Mayor de Blasio on Tuesday defended a medical examiner's ruling that a man was killed by neck compressions caused by a police officer's apparent chokehold, while the powerful police union representing rank-and-file officers called the death report "political."
Speaking at a news conference minutes after Patrolmen's Benevolent Association President Patrick Lynch denied that NYPD officer Daniel Pantaleo used a chokehold while attempting to arrest Eric Garner on July 17, de Blasio told reporters that the city's medical examiner's office was "the gold standard in this country" for medical science.
Last week, the medical examiner ruled Garner's death a homicide, saying it was caused by neck compressions from a chokehold and "the compression of his chest and prone positioning during physical restraint by police." Asthma, heart disease and obesity were contributing factors in the death, the medical examiner said.
Prosecutors are still investigating. Pantaleo has been stripped of his gun and badge. Partial video of the arrest shows that Garner, 43, who was being arrested on Staten Island for selling untaxed single cigarettes, told the officers taking him into custody that he was being harassed.
The 6-foot-3-inch, 350-pound man then shook his arm free from an officer's grasp before he was placed into the chokehold and brought to the ground.
In the video, he can be heard complaining that he can't breathe.
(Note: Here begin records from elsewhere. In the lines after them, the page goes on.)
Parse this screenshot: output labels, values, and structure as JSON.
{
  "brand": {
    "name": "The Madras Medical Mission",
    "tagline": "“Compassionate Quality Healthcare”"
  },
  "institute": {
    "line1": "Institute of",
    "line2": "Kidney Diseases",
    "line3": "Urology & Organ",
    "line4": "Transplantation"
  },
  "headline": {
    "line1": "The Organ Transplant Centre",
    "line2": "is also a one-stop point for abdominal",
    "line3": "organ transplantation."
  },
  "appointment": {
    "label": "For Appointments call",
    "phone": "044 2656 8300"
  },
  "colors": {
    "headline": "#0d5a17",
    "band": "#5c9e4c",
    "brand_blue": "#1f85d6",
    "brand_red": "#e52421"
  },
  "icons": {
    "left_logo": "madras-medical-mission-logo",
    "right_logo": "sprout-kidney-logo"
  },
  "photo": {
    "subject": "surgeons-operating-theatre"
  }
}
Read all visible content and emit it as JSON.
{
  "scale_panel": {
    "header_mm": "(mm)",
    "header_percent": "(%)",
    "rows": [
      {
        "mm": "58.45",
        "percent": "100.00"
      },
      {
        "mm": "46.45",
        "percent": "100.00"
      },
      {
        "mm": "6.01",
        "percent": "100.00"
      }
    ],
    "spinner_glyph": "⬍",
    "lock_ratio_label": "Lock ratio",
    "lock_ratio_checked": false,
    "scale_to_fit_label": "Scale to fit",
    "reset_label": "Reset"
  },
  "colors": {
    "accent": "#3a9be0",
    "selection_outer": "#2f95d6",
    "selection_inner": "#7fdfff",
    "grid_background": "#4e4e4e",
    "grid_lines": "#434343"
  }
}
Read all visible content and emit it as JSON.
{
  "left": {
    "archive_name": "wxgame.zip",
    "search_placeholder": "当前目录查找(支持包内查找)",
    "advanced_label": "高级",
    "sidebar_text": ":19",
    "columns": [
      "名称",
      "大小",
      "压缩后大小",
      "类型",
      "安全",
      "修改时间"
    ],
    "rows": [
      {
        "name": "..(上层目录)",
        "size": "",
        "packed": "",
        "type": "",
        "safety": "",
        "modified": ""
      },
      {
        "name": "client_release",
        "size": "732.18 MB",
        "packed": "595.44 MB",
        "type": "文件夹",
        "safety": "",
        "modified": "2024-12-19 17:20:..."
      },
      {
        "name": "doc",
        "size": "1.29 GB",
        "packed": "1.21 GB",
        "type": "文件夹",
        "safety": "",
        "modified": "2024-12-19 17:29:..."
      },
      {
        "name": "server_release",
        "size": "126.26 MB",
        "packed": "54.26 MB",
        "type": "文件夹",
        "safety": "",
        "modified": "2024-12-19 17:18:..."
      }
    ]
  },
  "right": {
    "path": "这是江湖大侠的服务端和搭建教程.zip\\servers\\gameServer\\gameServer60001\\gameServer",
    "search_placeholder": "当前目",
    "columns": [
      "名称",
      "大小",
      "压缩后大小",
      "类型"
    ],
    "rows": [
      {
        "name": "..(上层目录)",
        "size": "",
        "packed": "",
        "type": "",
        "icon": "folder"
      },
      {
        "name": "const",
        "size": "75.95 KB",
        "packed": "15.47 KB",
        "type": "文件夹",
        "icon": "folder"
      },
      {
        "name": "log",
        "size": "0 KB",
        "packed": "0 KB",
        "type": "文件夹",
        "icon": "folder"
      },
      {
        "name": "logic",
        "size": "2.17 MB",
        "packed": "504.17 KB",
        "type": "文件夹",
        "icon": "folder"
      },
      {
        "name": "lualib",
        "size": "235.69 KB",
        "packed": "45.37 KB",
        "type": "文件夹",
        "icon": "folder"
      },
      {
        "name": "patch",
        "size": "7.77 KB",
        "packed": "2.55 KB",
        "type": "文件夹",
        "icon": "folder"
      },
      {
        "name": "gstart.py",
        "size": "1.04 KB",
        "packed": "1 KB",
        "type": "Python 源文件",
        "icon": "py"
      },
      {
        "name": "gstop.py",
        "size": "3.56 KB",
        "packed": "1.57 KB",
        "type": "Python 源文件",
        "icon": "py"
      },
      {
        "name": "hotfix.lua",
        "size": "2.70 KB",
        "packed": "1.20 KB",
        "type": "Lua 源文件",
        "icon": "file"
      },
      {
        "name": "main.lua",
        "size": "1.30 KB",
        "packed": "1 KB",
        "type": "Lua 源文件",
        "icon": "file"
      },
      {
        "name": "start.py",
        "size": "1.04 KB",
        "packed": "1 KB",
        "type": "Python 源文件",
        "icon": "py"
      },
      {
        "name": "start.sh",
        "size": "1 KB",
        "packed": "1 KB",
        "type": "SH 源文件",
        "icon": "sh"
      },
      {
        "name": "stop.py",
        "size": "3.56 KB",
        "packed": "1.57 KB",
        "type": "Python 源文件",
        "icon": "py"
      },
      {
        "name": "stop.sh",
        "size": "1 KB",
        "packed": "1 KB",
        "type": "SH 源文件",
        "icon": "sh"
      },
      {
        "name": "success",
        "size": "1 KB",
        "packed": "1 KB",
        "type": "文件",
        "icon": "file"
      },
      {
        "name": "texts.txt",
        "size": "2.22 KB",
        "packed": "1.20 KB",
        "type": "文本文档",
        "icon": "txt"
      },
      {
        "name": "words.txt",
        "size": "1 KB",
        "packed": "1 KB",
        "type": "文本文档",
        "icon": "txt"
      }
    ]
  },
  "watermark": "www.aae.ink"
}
Both the police commissioner and the mayor have said it appears a chokehold was used. Chokeholds are banned under NYPD policy.
On Tuesday, Lynch disputed the findings, telling reporters that Garner had been warned by officers the week before his death to stop selling cigarettes.
He denied allegations made by the Rev. Al Sharpton and others that race played any role in the confrontation between Garner, who is black, and Pantaleo, who is white.
"It is a person's behavior that leads to interactions with police, not who they are, what they look like or how much money they have in their pocket," Lynch said.
De Blasio, who stressed that he had "immense respect" for the NYPD, also addressed comments made by the head of the union representing sergeants, who said a supervising officer should oversee every arrest made. That could slow down officers' response times to fresh 911 calls, the mayor said.
"Union leaders say what union leaders say," de Blasio said. "I don't let the rhetoric of union leaders get in the way of getting job done."
Meanwhile, the Civilian Complaint Review Board, a police watchdog agency, is reexamining all complaints of illegal chokeholds used by police officers over the past five years.
There were about 1,000 chokehold allegations in that period, including 608 that were not investigated, according to the board's chairman, Richard Emery.